→ **Provided data**:
______________________________

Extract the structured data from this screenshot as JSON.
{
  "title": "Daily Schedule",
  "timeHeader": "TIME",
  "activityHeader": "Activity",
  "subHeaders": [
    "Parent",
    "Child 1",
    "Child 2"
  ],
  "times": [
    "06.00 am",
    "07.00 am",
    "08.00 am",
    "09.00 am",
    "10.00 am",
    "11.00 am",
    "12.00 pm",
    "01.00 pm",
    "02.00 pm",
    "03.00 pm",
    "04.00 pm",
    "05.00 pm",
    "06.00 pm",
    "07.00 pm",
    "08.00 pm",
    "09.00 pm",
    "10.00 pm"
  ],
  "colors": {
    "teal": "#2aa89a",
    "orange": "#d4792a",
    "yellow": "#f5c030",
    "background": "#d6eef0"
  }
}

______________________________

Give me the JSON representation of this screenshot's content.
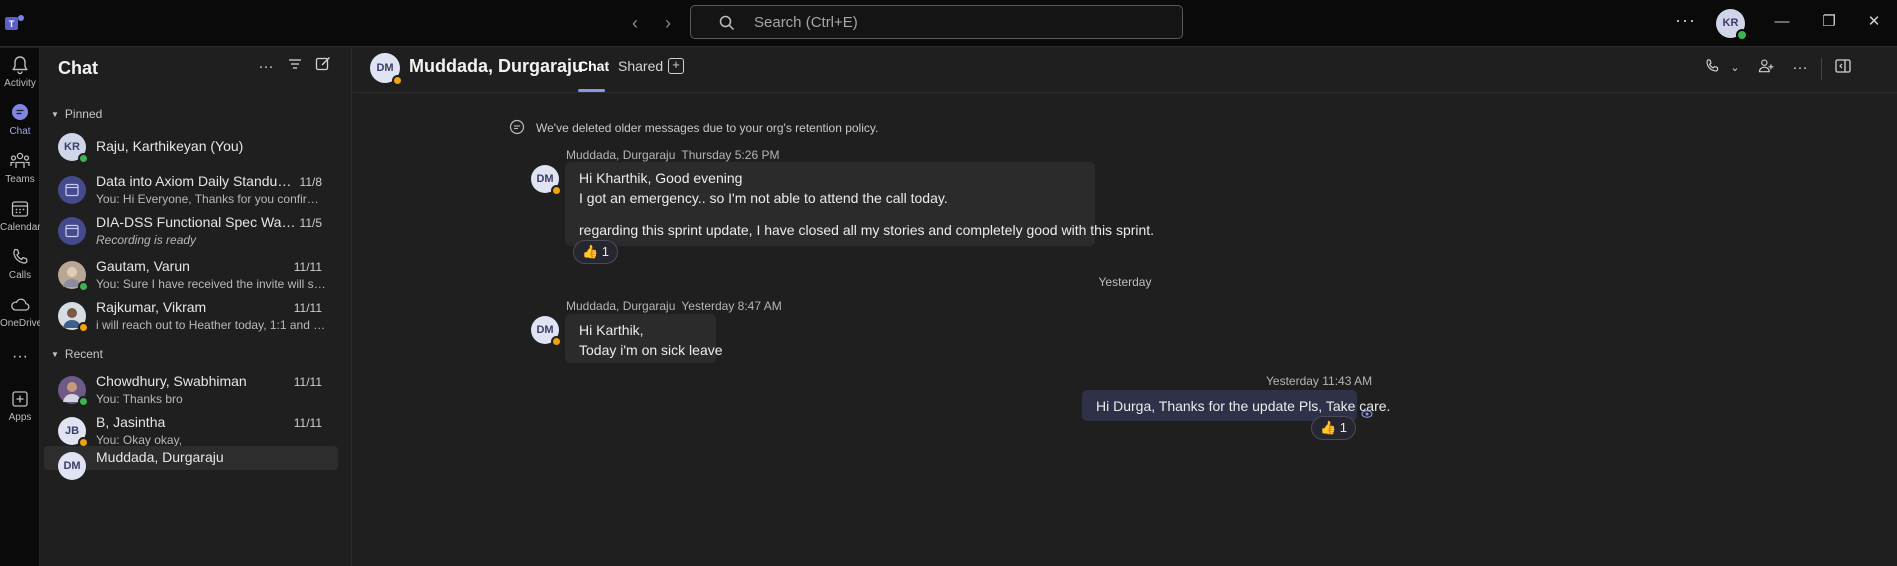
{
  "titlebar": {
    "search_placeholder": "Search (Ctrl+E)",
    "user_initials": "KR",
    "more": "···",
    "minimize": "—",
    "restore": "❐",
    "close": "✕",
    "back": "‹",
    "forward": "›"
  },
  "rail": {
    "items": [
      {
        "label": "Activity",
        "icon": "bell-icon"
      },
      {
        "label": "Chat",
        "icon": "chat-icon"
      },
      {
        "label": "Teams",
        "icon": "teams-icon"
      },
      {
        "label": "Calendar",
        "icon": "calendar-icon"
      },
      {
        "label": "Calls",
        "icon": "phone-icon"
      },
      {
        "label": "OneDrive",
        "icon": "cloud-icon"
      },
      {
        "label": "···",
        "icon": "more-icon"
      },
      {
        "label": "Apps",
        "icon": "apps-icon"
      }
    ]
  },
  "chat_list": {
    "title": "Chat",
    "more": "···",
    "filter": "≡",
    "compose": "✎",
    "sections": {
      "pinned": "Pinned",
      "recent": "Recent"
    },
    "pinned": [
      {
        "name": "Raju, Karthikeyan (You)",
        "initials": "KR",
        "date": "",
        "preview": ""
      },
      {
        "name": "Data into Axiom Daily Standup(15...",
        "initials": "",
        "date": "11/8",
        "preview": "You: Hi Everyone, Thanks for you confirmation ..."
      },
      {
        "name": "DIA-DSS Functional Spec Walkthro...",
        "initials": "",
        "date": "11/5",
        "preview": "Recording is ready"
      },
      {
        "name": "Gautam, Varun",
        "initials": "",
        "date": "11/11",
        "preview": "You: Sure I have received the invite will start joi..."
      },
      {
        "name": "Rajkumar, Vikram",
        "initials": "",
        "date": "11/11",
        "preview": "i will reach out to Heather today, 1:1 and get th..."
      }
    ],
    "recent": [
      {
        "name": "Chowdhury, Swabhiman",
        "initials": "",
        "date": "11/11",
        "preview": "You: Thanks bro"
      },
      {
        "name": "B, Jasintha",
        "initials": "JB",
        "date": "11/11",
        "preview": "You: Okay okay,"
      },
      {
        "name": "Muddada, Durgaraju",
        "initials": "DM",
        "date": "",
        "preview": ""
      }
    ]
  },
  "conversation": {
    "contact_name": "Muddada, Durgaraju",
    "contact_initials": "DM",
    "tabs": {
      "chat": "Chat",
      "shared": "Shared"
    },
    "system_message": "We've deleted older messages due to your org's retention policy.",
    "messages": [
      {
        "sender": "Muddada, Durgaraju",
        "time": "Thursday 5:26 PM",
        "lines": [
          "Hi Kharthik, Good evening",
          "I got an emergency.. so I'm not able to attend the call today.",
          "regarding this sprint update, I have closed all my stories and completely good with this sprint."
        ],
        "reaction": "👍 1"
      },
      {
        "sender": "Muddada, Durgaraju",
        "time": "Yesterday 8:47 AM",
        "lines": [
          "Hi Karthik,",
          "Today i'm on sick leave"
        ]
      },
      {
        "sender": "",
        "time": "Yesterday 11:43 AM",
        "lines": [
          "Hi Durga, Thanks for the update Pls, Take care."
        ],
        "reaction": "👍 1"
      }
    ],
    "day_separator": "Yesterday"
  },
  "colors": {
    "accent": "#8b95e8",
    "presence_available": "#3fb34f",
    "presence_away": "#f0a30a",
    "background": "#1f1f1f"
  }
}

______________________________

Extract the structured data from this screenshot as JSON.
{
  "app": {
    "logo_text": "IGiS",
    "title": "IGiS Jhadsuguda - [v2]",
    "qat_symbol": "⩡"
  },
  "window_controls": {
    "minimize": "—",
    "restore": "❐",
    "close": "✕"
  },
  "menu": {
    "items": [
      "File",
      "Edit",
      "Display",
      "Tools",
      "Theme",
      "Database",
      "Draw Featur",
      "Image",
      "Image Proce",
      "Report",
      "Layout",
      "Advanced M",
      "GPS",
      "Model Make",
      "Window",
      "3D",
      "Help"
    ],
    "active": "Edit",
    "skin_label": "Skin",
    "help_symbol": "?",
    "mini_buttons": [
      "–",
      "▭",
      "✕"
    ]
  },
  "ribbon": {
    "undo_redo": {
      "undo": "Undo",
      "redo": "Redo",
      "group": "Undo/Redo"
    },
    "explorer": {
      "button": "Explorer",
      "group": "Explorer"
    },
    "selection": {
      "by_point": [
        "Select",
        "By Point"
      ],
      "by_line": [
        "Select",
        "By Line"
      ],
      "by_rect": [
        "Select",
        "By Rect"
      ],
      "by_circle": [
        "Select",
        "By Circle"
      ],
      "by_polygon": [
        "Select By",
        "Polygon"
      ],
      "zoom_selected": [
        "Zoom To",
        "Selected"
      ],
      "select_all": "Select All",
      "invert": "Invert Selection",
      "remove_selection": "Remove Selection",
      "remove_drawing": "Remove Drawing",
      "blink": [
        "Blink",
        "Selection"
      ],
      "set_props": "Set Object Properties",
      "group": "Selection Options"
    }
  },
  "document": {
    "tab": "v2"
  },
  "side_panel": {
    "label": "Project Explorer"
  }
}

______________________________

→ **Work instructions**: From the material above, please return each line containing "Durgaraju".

→ **Written response**:
        "name": "Muddada, Durgaraju",
    "contact_name": "Muddada, Durgaraju",
        "sender": "Muddada, Durgaraju",
        "sender": "Muddada, Durgaraju",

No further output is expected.